What Isaiah was asserting was that one day it would become clear that the religion of Israel was the religion; that her God was the God. To say that his mountain would become the highest of all was a way of making that assertion in a figure which would be intelligible to people of that time.
Until persons and nations have come to God to learn his ways and walk in them, peace is an illusion. This does not mean that the Church merely waits for the second coming to look for peace. But neither does it mean that the Church should promote peace talks before it seeks to bring the parties to a point where they will submit their needs to God.
Oswalt is representative of the authors in NICOT, in that he loves the text (and its grammar, history, and background) and loves the God who inspired it.
NICOT in Olive Tree has hyperlinks to biblical references and commentary footnotes, which you can easily and quickly view in the Bible Study (computer) app through the Quick Details corner (by hovering over the hyperlink), or as a pop-up window (which can then also pop out and keep your place in a separate window). It’s just as easy to tap a hyperlink in the mobile app.
There are two ways I’ve used NICOT so far.
1. I use NICOT as my starting point in the main window.
After some time in the biblical text, I have made my way through parts of NICOT by starting from the commentary. I can use hyperlinks to read the verses being commented on, as well as any other references. I can keep a Bible open in the split window and have it follow me along as I read through NICOT.
Using NICOT this way, there are quite a few ways to get around, both by looking up a verse in the commentary, and by navigating its Table of Contents. You only need to use one of these options at a time, but here they all are:
Note that from the Go To drop-down menu, I can keep following the sub-menus till I get to a specific place in the commentary (Introduction to Malachi in the instance above). One could also do this from the Go To item in the toolbar, which allows for both verse searching and Table of Contents navigation.

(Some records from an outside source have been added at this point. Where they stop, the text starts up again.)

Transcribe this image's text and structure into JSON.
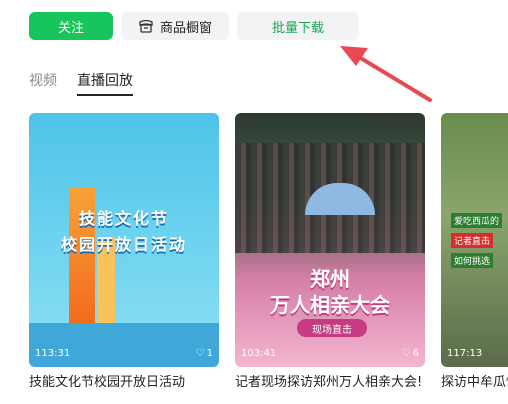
{
  "actions": {
    "follow_label": "关注",
    "shop_label": "商品橱窗",
    "batch_download_label": "批量下载"
  },
  "tabs": [
    {
      "label": "视频",
      "active": false
    },
    {
      "label": "直播回放",
      "active": true
    }
  ],
  "cards": [
    {
      "duration": "113:31",
      "likes": "1",
      "title": "技能文化节校园开放日活动",
      "thumb_text_line1": "技能文化节",
      "thumb_text_line2": "校园开放日活动"
    },
    {
      "duration": "103:41",
      "likes": "6",
      "title": "记者现场探访郑州万人相亲大会!",
      "thumb_text_line1": "郑州",
      "thumb_text_line2": "万人相亲大会",
      "thumb_badge": "现场直击"
    },
    {
      "duration": "117:13",
      "likes": "",
      "title": "探访中牟瓜情",
      "thumb_text_line1": "爱吃西瓜的",
      "thumb_text_line2": "记者直击",
      "thumb_text_line3": "如何挑选"
    }
  ],
  "colors": {
    "accent_green": "#18c45c",
    "batch_text_green": "#18a853",
    "arrow_red": "#e8484f"
  },
  "icons": {
    "shop": "shop-window-icon",
    "like": "heart-icon",
    "annotation": "red-arrow"
  }
}
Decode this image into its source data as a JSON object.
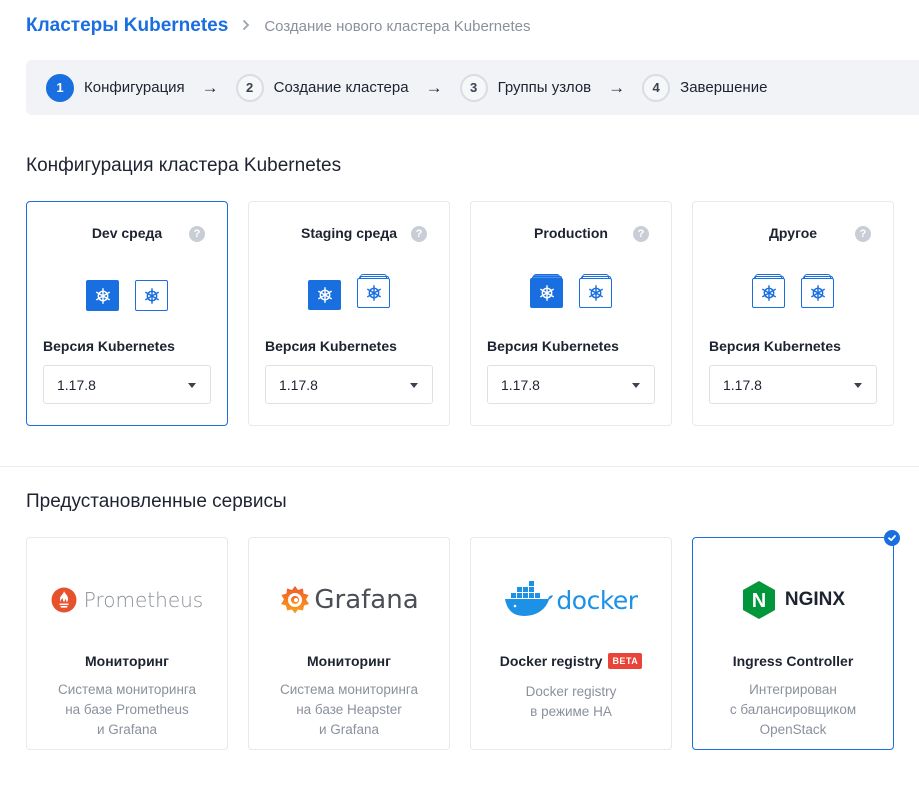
{
  "breadcrumb": {
    "root": "Кластеры Kubernetes",
    "separator": ">",
    "current": "Создание нового кластера Kubernetes"
  },
  "steps": [
    {
      "num": "1",
      "label": "Конфигурация",
      "active": true
    },
    {
      "num": "2",
      "label": "Создание кластера",
      "active": false
    },
    {
      "num": "3",
      "label": "Группы узлов",
      "active": false
    },
    {
      "num": "4",
      "label": "Завершение",
      "active": false
    }
  ],
  "step_arrow": "→",
  "config": {
    "title": "Конфигурация кластера Kubernetes",
    "version_label": "Версия Kubernetes",
    "help_symbol": "?",
    "cards": [
      {
        "title": "Dev среда",
        "version": "1.17.8",
        "selected": true
      },
      {
        "title": "Staging среда",
        "version": "1.17.8",
        "selected": false
      },
      {
        "title": "Production",
        "version": "1.17.8",
        "selected": false
      },
      {
        "title": "Другое",
        "version": "1.17.8",
        "selected": false
      }
    ]
  },
  "services": {
    "title": "Предустановленные сервисы",
    "cards": [
      {
        "logo_text": "Prometheus",
        "title": "Мониторинг",
        "desc1": "Система мониторинга",
        "desc2": "на базе Prometheus",
        "desc3": "и Grafana",
        "selected": false
      },
      {
        "logo_text": "Grafana",
        "title": "Мониторинг",
        "desc1": "Система мониторинга",
        "desc2": "на базе Heapster",
        "desc3": "и Grafana",
        "selected": false
      },
      {
        "logo_text": "docker",
        "title": "Docker registry",
        "badge": "BETA",
        "desc1": "Docker registry",
        "desc2": "в режиме HA",
        "desc3": "",
        "selected": false
      },
      {
        "logo_text": "NGINX",
        "logo_mark": "N",
        "title": "Ingress Controller",
        "desc1": "Интегрирован",
        "desc2": "с балансировщиком",
        "desc3": "OpenStack",
        "selected": true
      }
    ]
  },
  "colors": {
    "accent": "#1a6fe0",
    "prometheus": "#e6522c",
    "grafana": "#f46800",
    "docker": "#1d91e6",
    "nginx": "#009639",
    "beta": "#e8443a"
  },
  "icons": {
    "kubernetes": "kubernetes-wheel-icon",
    "help": "question-icon",
    "check": "check-icon",
    "caret": "chevron-down-icon",
    "arrow": "arrow-right-icon"
  }
}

2. I use the Bible in the main window and NICOT as a supplement in the split window.
This has the advantage of letting me use NICOT as one among multiple resources in the Resource Guide, as shown (in part) here:

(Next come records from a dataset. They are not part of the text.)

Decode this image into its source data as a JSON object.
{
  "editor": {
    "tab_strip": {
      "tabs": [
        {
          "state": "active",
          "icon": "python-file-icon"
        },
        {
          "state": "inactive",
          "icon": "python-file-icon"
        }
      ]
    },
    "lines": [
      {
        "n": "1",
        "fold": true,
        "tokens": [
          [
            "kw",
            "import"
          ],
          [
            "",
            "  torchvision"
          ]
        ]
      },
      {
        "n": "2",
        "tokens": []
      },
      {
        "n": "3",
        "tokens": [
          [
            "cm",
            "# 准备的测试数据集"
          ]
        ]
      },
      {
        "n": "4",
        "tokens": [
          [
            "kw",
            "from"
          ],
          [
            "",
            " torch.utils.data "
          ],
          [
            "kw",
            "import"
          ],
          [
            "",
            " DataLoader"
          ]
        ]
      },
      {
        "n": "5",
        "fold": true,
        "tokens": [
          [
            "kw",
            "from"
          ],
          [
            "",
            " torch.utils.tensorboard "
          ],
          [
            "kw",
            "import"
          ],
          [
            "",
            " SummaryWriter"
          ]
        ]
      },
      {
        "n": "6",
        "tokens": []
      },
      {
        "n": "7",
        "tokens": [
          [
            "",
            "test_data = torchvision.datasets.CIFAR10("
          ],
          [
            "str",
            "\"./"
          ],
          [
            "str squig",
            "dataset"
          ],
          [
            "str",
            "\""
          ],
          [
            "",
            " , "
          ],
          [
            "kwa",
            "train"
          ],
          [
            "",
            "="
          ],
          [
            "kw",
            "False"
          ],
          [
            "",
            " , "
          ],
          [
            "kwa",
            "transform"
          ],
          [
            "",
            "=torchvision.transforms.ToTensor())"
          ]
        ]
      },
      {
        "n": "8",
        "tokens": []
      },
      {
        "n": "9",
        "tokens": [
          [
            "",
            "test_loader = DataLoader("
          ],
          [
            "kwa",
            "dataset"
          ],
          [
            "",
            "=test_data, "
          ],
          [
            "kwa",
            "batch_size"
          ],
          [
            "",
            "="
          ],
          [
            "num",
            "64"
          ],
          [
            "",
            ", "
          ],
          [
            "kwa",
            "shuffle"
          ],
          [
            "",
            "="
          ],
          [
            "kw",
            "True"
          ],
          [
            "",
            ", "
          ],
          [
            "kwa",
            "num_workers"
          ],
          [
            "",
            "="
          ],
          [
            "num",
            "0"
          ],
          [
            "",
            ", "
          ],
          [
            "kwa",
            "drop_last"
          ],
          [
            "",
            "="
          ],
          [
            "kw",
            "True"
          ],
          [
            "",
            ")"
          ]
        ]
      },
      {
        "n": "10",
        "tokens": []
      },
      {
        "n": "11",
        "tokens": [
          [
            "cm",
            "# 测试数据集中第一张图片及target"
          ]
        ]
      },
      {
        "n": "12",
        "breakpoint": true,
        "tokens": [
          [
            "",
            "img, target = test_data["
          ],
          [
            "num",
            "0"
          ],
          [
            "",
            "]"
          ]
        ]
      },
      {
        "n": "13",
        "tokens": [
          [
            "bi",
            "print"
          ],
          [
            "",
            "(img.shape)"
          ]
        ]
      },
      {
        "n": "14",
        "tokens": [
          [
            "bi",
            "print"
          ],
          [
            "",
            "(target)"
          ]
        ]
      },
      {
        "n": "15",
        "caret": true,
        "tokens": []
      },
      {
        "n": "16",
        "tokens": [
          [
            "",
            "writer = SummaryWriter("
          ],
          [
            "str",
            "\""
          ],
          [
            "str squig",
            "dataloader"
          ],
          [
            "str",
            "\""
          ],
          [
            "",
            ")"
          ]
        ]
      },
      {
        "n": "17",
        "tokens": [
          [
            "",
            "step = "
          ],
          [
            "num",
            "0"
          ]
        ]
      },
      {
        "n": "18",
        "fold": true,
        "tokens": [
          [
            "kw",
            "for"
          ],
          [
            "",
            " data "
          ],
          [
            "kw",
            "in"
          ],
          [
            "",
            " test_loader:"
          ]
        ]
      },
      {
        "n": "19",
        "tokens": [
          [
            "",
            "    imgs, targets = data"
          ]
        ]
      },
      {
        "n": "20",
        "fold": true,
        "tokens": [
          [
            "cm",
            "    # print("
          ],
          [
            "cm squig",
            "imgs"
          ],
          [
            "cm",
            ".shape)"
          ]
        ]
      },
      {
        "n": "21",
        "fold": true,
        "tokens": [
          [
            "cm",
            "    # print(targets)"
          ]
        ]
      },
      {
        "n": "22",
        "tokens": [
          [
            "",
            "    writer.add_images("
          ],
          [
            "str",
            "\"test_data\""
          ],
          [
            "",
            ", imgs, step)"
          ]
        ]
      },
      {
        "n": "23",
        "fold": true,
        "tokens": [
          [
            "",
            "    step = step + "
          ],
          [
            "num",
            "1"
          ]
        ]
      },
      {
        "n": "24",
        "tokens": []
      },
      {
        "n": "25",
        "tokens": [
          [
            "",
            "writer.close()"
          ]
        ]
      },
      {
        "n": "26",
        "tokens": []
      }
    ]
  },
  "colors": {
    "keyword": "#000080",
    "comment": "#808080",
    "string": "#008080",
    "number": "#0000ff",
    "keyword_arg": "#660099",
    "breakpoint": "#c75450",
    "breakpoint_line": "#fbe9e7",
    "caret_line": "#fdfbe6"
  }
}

In both of the above setups you can take notes in NICOT, highlight, and bookmark your place. You can also do a search on a word or phrase in the commentary, with the results appearing almost instantaneously. One may wish, for example, to find all the times Oswalt refers to the “Suffering Servant” in Isaiah, which is an easy and fast search to run.
In reviewing Olive Tree I have found it to have the most versatile, smooth, and customizable Bible app I’ve seen on iOS. I write more about the Bible Study iOS app here. The fact that Olive Tree is cross-platform makes it appealing to many. Though the desktop app is well-designed, I would like to see a future update where you can create a saved workspace with multiple resources open in various tabs and windows. That, I think, would take the app to the next level.

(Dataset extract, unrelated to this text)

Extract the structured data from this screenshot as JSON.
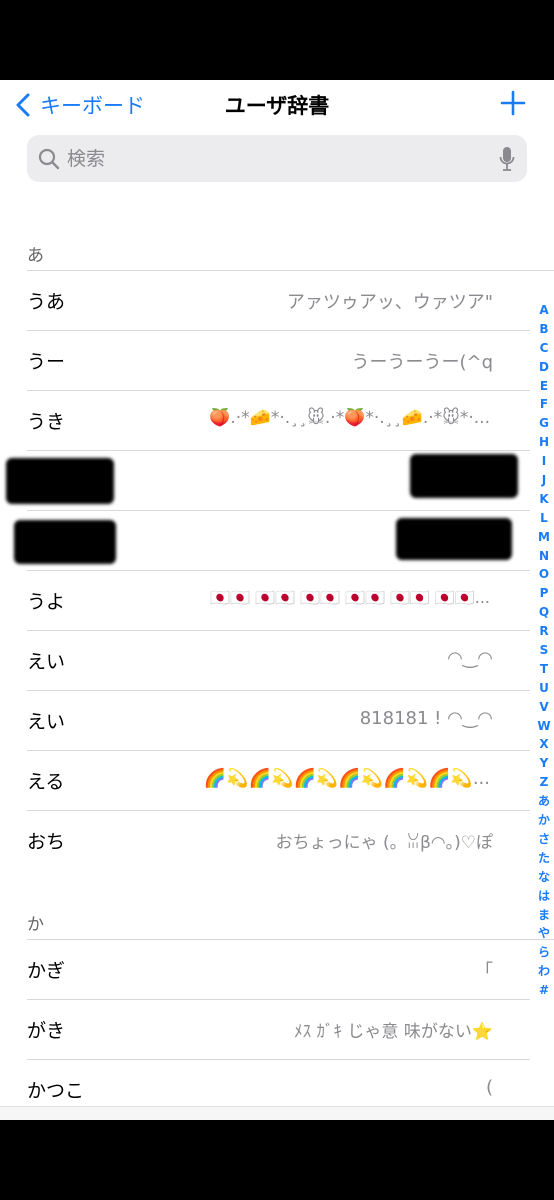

But everything is here to help you work through NICOT in a way that you couldn’t in print. There are a couple of options (one free and one paid) for Hebrew Bibles, too, if you want to use NICOT in tandem with the original language. (NICOT uses transliterated Hebrew.)
NICOT volumes consistently top the charts of the Best Commentaries site. Preachers and professors, parishioners and pupils will all find much to mine here, as they seek to better understanding the Old Testament and to more faithfully love the God whose goodness its pages proclaim.
Thanks to Olive Tree for the New International Commentary on the Old Testament (NICOT), given to me for this blog review, offered without any expectations as to the content of the review. You can find the product here. For a little while longer, it’s $349.99 for the series, which is 50% off its regular price.